Apple's under pressure to innovate its desktop consumer iMac once more, as sales of that product continue to decline.

Business Week columnist Alex Salkever this morning proclaims "the iMac needs to lose its head", declaring: "Its integrated tilt-swivel flat-panel monitor has gone from a competition killer to just plain deadly. Apple should set it free."

Apple announced the new-look iMac to a tidal wave of critical acclaim, including making the cover of Time magazine, a step which saw images of the new product appear on newsagent's shelves the day before Apple CEO Steve Jobs' keynote speech. It also saw a line of Apple staffers handing out complimentary copies of Time to keynote attendees following the Jobs presentation.

The product sold well and maintained the design icon status of the category – not bad for a device that was reportedly inspired by the plants in Steve Jobs' wife's garden.

The market is changing as consumers currently favour notebooks over desktops; sales figures from all manufacturers in all markets confirm this trend. The result? "In the first fiscal quarter of 2004 ending December 27, 2003, iMac unit sales and revenue plummeted by 24 per cent and 29 per cent, respectively, compared to the same period last year," Salkever reports.

Though the product remains profitable, Salkever suggests Apple must beef-up the processor, "the G4 chips are getting creaky", he said.

"IBM just released specs on a new generation of G5 chips that will have the lower power consumption and heat output required to keep a faster iMac from overheating inside its tiny, milky-white case", he claims.

Salkever suggests Apple cut the iMacs screen off, saying: "a pretty little machine that sits beneath your desk and provides enough power to do nice things but not enough to run a advertising agency – might fit into the plans of people who, say, own an Apple laptop and want a second machine."

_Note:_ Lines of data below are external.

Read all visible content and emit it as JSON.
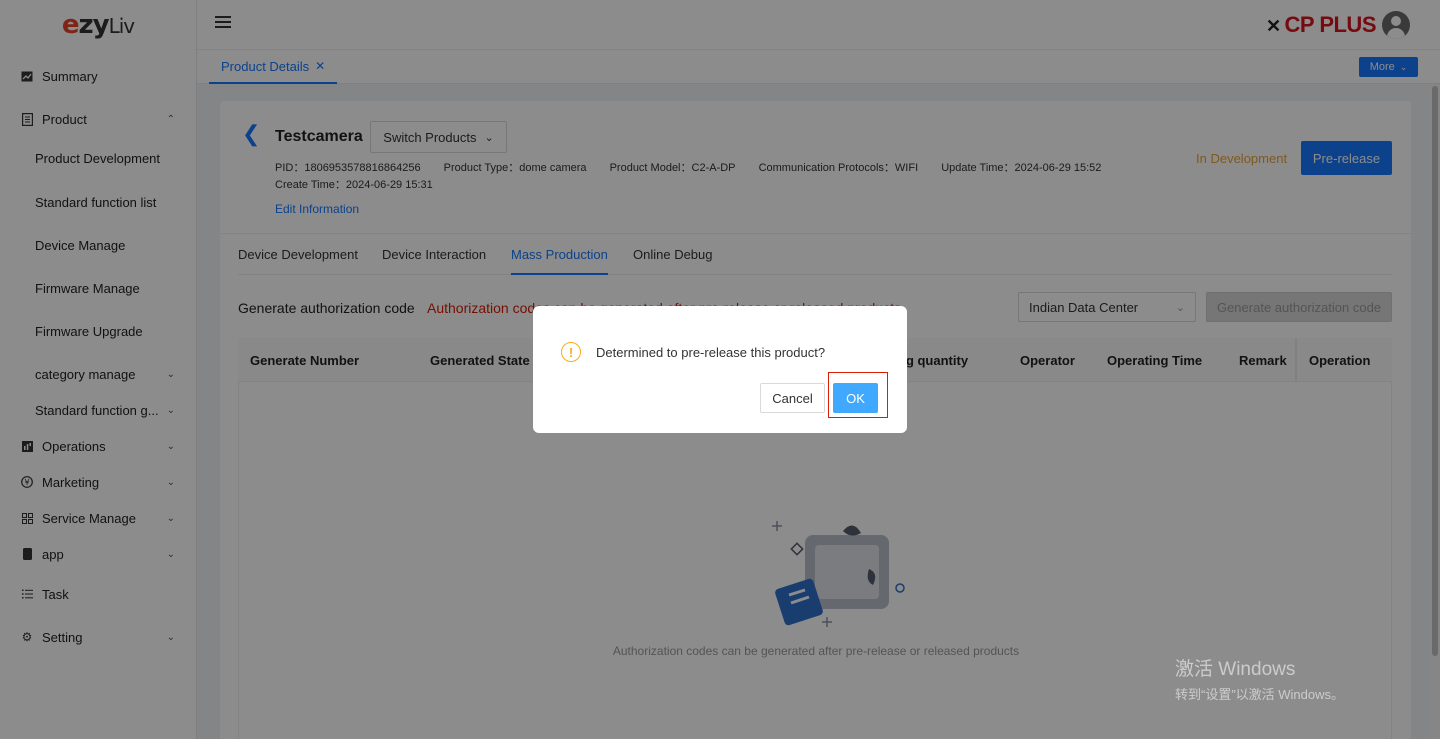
{
  "sidebar": {
    "logo": {
      "part1": "e",
      "part2": "zy",
      "part3": "Liv"
    },
    "items": [
      {
        "label": "Summary",
        "icon": "chart-icon"
      },
      {
        "label": "Product",
        "icon": "document-icon"
      },
      {
        "label": "Operations",
        "icon": "operations-icon"
      },
      {
        "label": "Marketing",
        "icon": "yen-icon"
      },
      {
        "label": "Service Manage",
        "icon": "grid-icon"
      },
      {
        "label": "app",
        "icon": "phone-icon"
      },
      {
        "label": "Task",
        "icon": "list-icon"
      },
      {
        "label": "Setting",
        "icon": "gear-icon"
      }
    ],
    "product_sub": [
      "Product Development",
      "Standard function list",
      "Device Manage",
      "Firmware Manage",
      "Firmware Upgrade",
      "category manage",
      "Standard function g..."
    ]
  },
  "header": {
    "brand": "CP PLUS",
    "page_tab": "Product Details",
    "page_tab_close": "✕",
    "more": "More"
  },
  "product": {
    "name": "Testcamera",
    "switch_label": "Switch Products",
    "pid": "PID：1806953578816864256",
    "type": "Product Type：dome camera",
    "model": "Product Model：C2-A-DP",
    "protocols": "Communication Protocols：WIFI",
    "update_time": "Update Time：2024-06-29 15:52",
    "create_time": "Create Time：2024-06-29 15:31",
    "edit_link": "Edit Information",
    "status": "In Development",
    "prerelease_label": "Pre-release"
  },
  "tabs": [
    "Device Development",
    "Device Interaction",
    "Mass Production",
    "Online Debug"
  ],
  "auth": {
    "label": "Generate authorization code",
    "warning": "Authorization codes can be generated after pre-release or released products",
    "data_center": "Indian Data Center",
    "generate_button": "Generate authorization code"
  },
  "table": {
    "headers": [
      "Generate Number",
      "Generated State",
      "ng quantity",
      "Operator",
      "Operating Time",
      "Remark",
      "Operation"
    ],
    "empty_text": "Authorization codes can be generated after pre-release or released products"
  },
  "modal": {
    "message": "Determined to pre-release this product?",
    "cancel": "Cancel",
    "ok": "OK"
  },
  "watermark": {
    "line1": "激活 Windows",
    "line2": "转到“设置”以激活 Windows。"
  },
  "colors": {
    "accent": "#1677ff",
    "warning": "#e8a33b",
    "error": "#d81e06",
    "brand_red": "#d7141c"
  }
}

Salkever's argument seemingly favours a Cube-like computer that connects wirelessly to a breed of portable monitor: "If Apple made the monitor relatively portable and added wireless data capability or even a TV card, it would have an untethered display par excellence and a solid competitor in a budding field of wireless monitors and TV," he said.